After ten weeks of fantastic television, I guess having an average show is to be expected. It’s also understandable. Unlike their counterparts on Mondays and Fridays, even the average shows for AEW are enjoyable at this point. Here are the “booms” (hits) and “duds” (misses) for Mar. 11, 2020.
Is it just me, or did last night’s episode of AEW Dynamite have a “two steps forward, one step back” feeling? There wasn’t anything terrible on the show, but it seemed like for every couple of positives, there were a few interesting decisions.
It’s not like my qualms have to do only with what happened in the ring, or only with happened on the mic.
Rather, unlike previous episodes, I wasn’t left with a sense of wanting to see the next episode, at least as enthusiastically as the previous editions of this piece. I was left with questions rather than anticipation.
As a reminder of my criteria, I’m not going to run through each match/segment. Rather, I will identify a couple of segments that either worked (“boom”) or didn’t for whatever reason (“dud”).

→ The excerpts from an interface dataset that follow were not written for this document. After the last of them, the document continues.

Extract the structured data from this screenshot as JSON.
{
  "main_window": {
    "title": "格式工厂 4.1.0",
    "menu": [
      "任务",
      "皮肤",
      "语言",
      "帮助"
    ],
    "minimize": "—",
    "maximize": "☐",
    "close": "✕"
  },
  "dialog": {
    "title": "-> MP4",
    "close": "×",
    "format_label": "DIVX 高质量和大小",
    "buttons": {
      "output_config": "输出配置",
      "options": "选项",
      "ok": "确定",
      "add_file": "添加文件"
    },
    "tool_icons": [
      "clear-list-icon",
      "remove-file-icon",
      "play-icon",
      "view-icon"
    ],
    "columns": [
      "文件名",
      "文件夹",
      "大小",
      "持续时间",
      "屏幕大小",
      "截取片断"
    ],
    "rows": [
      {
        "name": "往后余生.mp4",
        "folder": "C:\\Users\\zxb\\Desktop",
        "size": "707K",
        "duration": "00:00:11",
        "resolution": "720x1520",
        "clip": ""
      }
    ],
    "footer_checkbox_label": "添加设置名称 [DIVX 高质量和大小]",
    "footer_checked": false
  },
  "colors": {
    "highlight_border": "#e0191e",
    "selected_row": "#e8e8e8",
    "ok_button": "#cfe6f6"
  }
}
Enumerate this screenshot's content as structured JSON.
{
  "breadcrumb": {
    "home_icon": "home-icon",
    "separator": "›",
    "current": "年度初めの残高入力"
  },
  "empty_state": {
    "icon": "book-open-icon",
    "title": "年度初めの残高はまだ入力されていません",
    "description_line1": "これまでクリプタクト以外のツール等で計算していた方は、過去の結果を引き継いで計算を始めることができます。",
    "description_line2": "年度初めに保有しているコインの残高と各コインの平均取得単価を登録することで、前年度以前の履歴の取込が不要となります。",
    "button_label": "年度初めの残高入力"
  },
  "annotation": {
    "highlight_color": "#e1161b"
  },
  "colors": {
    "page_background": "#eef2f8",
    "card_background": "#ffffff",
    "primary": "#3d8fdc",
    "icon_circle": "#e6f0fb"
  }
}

My criteria includes quality of match/segment and how it starts and/or builds stories. After all, we watch partly to be caught up in the stories. If a great work-rate match happens with no context or bearing on the stories, it’s going to be a miss.
Also, just because something is a hit/miss doesn’t mean it was an overwhelming choice. The selection could be 51 percent hit, 75 percent miss, and so on.
There are other subtleties to my criteria, but those are pretty much the parameters.
The night started off with Cody vs. Ortiz; Women’s Champion Nyla Rose and Bea Priestley vs. Hikaru Shida and Kris Statlander; MFJ, The Butcher, and The Blade vs. Jurassic Express; the debut of Death Triangle (Trianglo de la Muerte) against Private Party and Joey Janela; and Adam Page and a mystery partner vs. Chris Jericho and Sammy Guevara.
Here’s a boom to start.